* **TASK INSTRUCTIONS**: Your response should consist of one number, the count of lines below that contain "Agregar".

* **Dataset excerpts**:
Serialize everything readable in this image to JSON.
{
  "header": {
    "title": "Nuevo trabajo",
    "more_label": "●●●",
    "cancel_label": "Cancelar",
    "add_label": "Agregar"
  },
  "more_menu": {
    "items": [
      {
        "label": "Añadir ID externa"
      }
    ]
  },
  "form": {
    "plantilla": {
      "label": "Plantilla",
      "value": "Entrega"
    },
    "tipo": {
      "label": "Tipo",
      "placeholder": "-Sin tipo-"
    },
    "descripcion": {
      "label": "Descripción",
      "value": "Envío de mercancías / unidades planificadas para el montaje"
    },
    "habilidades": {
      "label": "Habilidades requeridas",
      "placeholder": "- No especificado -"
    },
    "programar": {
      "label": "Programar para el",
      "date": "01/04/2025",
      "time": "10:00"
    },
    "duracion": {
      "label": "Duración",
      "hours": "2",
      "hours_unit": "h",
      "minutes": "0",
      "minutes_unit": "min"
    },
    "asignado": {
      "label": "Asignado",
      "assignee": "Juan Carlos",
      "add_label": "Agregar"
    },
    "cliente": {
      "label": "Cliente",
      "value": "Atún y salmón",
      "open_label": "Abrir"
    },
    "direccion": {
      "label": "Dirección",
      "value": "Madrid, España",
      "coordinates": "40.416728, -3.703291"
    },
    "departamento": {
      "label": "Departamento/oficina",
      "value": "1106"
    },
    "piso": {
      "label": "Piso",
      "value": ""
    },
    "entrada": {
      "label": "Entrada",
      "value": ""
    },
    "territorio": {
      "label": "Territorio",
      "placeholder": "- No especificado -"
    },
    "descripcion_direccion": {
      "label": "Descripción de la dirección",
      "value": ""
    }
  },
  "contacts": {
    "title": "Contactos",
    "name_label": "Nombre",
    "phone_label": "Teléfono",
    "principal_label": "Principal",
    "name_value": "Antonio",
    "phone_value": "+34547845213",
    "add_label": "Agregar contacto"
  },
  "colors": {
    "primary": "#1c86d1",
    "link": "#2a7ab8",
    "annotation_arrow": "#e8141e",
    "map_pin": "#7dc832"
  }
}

* **SOLUTION**: 3